comment by Donald Hobson (donald-hobson) ·
2019-11-13T22:58:49.605Z · LW(p) · GW(p)
Genghis KhanOpen individualism seems to either fail the monday tuesday test (if it was true on monday, false on tuesday, is there any experiment that would come up with different results?), or be blatantly false. Firstly, open idividualism is defined by Wikipedia as
Open individualism is the view in the philosophy of personal identity, according to which there exists only one numerically identical subject, who is everyone at all times.
What sort of philosophical object might this be, Might it be a predictive model? Quantum mechanics predicts everything in principle, so this would make open individualism an approximation to quantum mechanics in the same way that the ideal gas law is. However, for us to gain confidence that it was correct, we would either need sufficiently many correct predictions that we had good evidence for it, or a mathematical derivation of it from other trusted principles. This blog uses it to predict that any sufficiently advanced AI will be friendly. This Blog predicts that agents that believe in open individualism will always cooperate in prisoners dilemmas. And that
we could take Open Individualism to assert that phenomenal reality is, in the most literal sense, one huge qualia-bundle, and although it seems like this qualia-bundle has partitions or boundaries, these apparent partitions are illusions. Phenomenal binding, on the other hand, *is* real— but on only the *grandest* scale; absolutely everything is bound together. Everything is ontologically unitary, in all important senses.
With this quote implying that science would be harder if open individualism were true.
Basically, EI would be a lot easier to manage; being able to divide and conquer is a key enabling factor for scientific progress. Easier to study the structure of reality if there are many small monads of bounded complexity to study and compare, rather than one big monad with only very fuzzy internal partitions.
There doesn't seem to be many, obviously correct predictions, or any kind of mathematical derivation.
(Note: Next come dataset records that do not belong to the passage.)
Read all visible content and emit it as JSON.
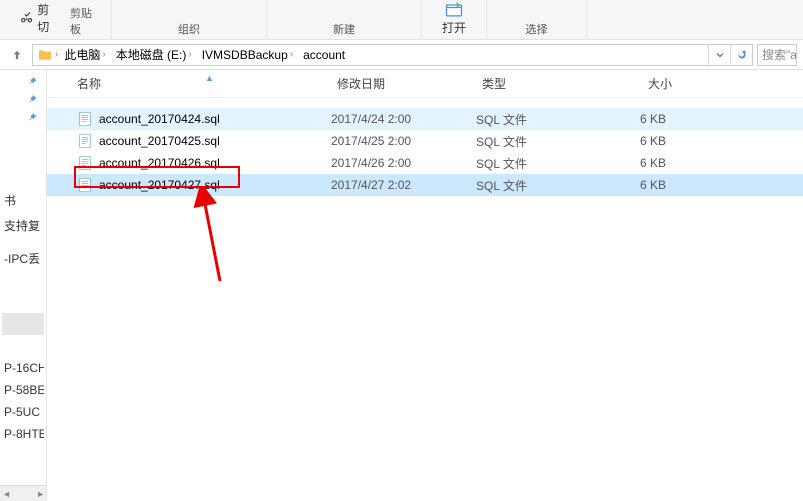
{
  "ribbon": {
    "cutoff_label": "剪切",
    "groups": {
      "clipboard": "剪贴板",
      "organize": "组织",
      "new": "新建",
      "open": "打开",
      "select": "选择"
    }
  },
  "breadcrumb": {
    "items": [
      "此电脑",
      "本地磁盘 (E:)",
      "IVMSDBBackup",
      "account"
    ]
  },
  "search": {
    "placeholder": "搜索\"a"
  },
  "columns": {
    "name": "名称",
    "date": "修改日期",
    "type": "类型",
    "size": "大小"
  },
  "files": [
    {
      "name": "account_20170424.sql",
      "date": "2017/4/24 2:00",
      "type": "SQL 文件",
      "size": "6 KB",
      "sel": "sel1"
    },
    {
      "name": "account_20170425.sql",
      "date": "2017/4/25 2:00",
      "type": "SQL 文件",
      "size": "6 KB",
      "sel": ""
    },
    {
      "name": "account_20170426.sql",
      "date": "2017/4/26 2:00",
      "type": "SQL 文件",
      "size": "6 KB",
      "sel": ""
    },
    {
      "name": "account_20170427.sql",
      "date": "2017/4/27 2:02",
      "type": "SQL 文件",
      "size": "6 KB",
      "sel": "sel2"
    }
  ],
  "leftnav": {
    "items_top": [
      "",
      "",
      ""
    ],
    "items_mid": [
      "书",
      "支持复",
      "",
      "-IPC丢"
    ],
    "items_bottom": [
      "P-16CH",
      "P-58BE",
      "P-5UC",
      "P-8HTE"
    ]
  }
}
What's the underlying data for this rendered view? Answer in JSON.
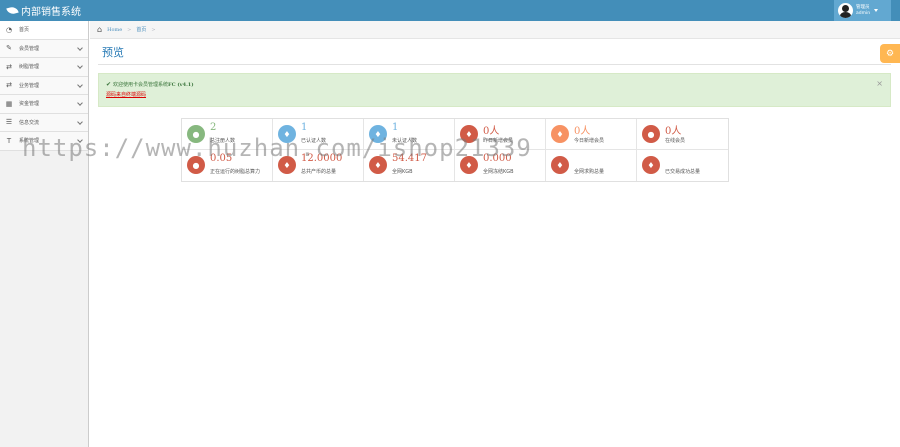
{
  "app": {
    "title": "内部销售系统"
  },
  "user": {
    "role": "管理员",
    "name": "admin"
  },
  "sidebar": {
    "items": [
      {
        "label": "首页",
        "icon": "dashboard-icon",
        "glyph": "◔"
      },
      {
        "label": "会员管理",
        "icon": "edit-icon",
        "glyph": "✎"
      },
      {
        "label": "树脂管理",
        "icon": "shuffle-icon",
        "glyph": "⇄"
      },
      {
        "label": "业务管理",
        "icon": "shuffle-icon",
        "glyph": "⇄"
      },
      {
        "label": "资金管理",
        "icon": "calendar-icon",
        "glyph": "▦"
      },
      {
        "label": "信息交流",
        "icon": "list-icon",
        "glyph": "☰"
      },
      {
        "label": "系统管理",
        "icon": "text-icon",
        "glyph": "T"
      }
    ]
  },
  "breadcrumb": {
    "home": "Home",
    "current": "首页"
  },
  "page": {
    "title": "预览"
  },
  "alert": {
    "welcome": "欢迎使用卡会员管理系统",
    "version": "FC (v4.1)",
    "note": "源码来自终端源码"
  },
  "stats": [
    {
      "value": "2",
      "label": "总注册人数",
      "icon": "comments-icon",
      "color": "#87b87f"
    },
    {
      "value": "1",
      "label": "已认证人数",
      "icon": "twitter-icon",
      "color": "#6fb3e0"
    },
    {
      "value": "1",
      "label": "未认证人数",
      "icon": "twitter-icon",
      "color": "#6fb3e0"
    },
    {
      "value": "0人",
      "label": "昨日新增会员",
      "icon": "twitter-icon",
      "color": "#d15b47"
    },
    {
      "value": "0人",
      "label": "今日新增会员",
      "icon": "twitter-icon",
      "color": "#f79263"
    },
    {
      "value": "0人",
      "label": "在线会员",
      "icon": "comments-icon",
      "color": "#d15b47"
    },
    {
      "value": "0.05",
      "label": "正在运行的树脂总算力",
      "icon": "comments-icon",
      "color": "#d15b47"
    },
    {
      "value": "12.0000",
      "label": "总共产币的总量",
      "icon": "twitter-icon",
      "color": "#d15b47"
    },
    {
      "value": "54.417",
      "label": "全网KGB",
      "icon": "twitter-icon",
      "color": "#d15b47"
    },
    {
      "value": "0.000",
      "label": "全网冻结KGB",
      "icon": "twitter-icon",
      "color": "#d15b47"
    },
    {
      "value": "",
      "label": "全网求购总量",
      "icon": "twitter-icon",
      "color": "#d15b47"
    },
    {
      "value": "",
      "label": "已交易成功总量",
      "icon": "twitter-icon",
      "color": "#d15b47"
    }
  ],
  "watermark": "https://www.huzhan.com/ishop21339"
}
The predictions stated here seem to be coming from mental black boxes rather than formulaic theories. If it is a theory, it seems to be a poor one.
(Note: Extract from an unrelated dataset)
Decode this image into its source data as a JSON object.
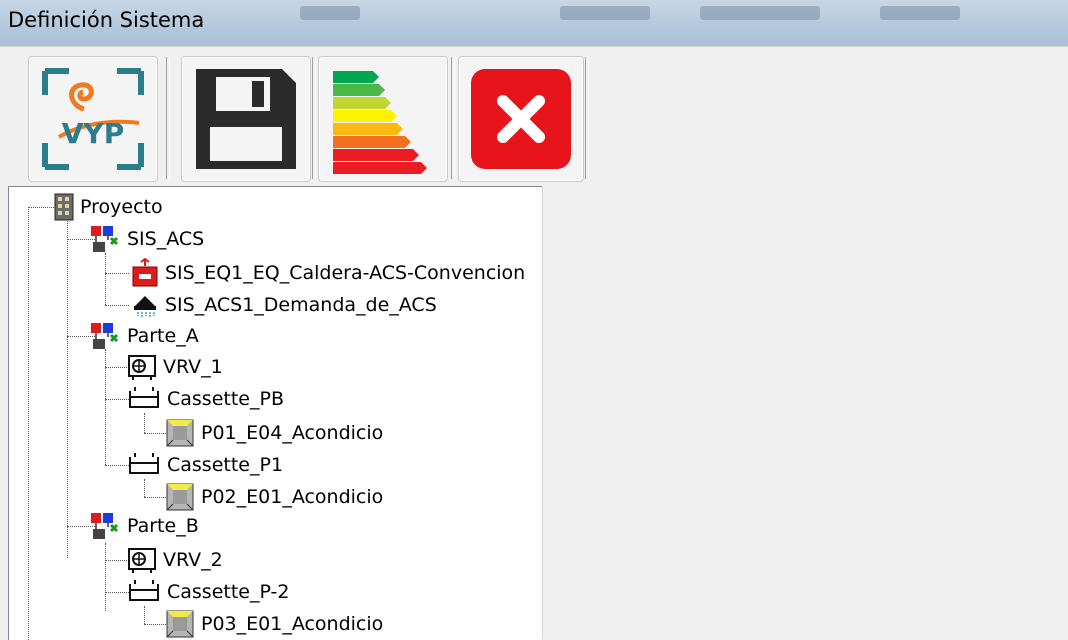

Could it be a definition? It looks like someone, faced with an inability co cut reality at its joints, refused to cut at all. There is a sense in which my mind today is more similar to my mind yesterday, (in a high level behavioral sense) than either is to the mind of Genghis Khan. In circumstances that don't involve person duplication or other weird brain manipulation techs, asking "is the person who smashed my window yesterday the same person that stole my car today?" is a meaningful question. Declaring everyone to be the same person is like answering "Are there any apples at the shops?" by saying that every possible arrangement of mass was an apple.
In real world situations, we don't use literal exactly equal equality, we use a close enough for practical purposes. The fact that in english, there are many different ways of asking if things are the same with the word "equals", "same", "is"... only confuses things further. Its hard to notice you are redefining a word that isn't even a word.
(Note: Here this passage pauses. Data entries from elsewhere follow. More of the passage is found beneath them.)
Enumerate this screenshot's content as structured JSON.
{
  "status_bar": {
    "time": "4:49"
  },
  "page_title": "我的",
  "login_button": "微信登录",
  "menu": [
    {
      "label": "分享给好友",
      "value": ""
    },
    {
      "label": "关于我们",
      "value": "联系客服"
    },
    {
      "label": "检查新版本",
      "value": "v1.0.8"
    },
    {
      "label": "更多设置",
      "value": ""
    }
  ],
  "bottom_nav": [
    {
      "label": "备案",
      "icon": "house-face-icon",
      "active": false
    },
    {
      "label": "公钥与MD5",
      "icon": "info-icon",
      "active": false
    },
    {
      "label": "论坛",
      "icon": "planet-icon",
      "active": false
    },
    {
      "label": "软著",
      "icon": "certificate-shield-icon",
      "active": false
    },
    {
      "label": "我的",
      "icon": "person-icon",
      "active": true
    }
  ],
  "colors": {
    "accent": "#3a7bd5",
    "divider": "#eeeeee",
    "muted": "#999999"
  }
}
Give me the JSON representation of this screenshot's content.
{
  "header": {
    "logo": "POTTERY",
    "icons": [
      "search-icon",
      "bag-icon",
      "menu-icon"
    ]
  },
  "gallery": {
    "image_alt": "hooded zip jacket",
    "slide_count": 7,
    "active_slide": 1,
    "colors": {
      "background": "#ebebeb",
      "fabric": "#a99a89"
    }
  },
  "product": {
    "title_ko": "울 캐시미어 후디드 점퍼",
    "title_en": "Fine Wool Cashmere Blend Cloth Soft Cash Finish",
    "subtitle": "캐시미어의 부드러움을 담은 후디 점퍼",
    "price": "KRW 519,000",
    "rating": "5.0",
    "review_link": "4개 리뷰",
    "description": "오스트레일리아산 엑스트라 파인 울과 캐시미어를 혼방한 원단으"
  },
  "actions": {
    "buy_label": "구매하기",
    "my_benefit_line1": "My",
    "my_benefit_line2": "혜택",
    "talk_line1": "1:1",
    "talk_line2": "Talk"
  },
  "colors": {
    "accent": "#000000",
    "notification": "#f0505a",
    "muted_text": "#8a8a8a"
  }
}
Understanding intelligence without the concept.
Either way, it seems that there is a sufficient confusion around the concept, that any deductions made from it are suspect. Try to taboo the concept of open individualism and explain why any arrangement of transistors that can be approximated as maximizing some function over world states must be maximizing a function that looks at other approximate function maximisers and computes the value of that function given the universe as input. Try to explain why this theory still allows alpha go to play go against a copy of itself? Is it not sufficiently smart or thoughtful? If Deep mind trained it for even longer, would they get an algorithm that recognized it was fighting a copy of itself, and instead of playing, agreed to a tie?
comment by Michael Edward Johnson (michael-edward-johnson) ·
2019-11-16T20:25:14.649Z · LW(p) · GW(p)
Hi Donald- author of opentheory.net here. Really appreciate the thoughtful comment. A few quick notes:
- I definitely (and very strongly) do not "predict that agents that believe in open individualism will always cooperate in prisoners dilemmas" - as I said in the OP, "an open individualist who assumes computationalism is true (team bits) will have a hard time coordinating with an open individualist who assumes physicalism is true (team atoms) — they’re essentially running incompatible versions of OI and will compete for resources." I would say OI implies certain Schelling points, but I don't think an agent that believes in OI has to always cooperate (largely due to the ambiguity in what a 'belief' may be- there's a lot of wiggle-room here. Best to look at the implementation).
- I think the overall purpose of discussing these definitions of personal identity is first, dissolving confusion (and perhaps seeing how tangled up the 'Closed Individualism' cluster is); second, trying to decipher Schelling points for each theory of identity. We only get predictions indirectly from this latter factor; mostly this is a definitional exercise.
comment by TAG ·
2019-11-14T09:34:28.857Z · LW(p) · GW(p)
Metaphysical claims like OI are typically argued on the basis of abduction, ie as a better explanation for existing data.
I say typically, because I am not sure that the claims in question work that way.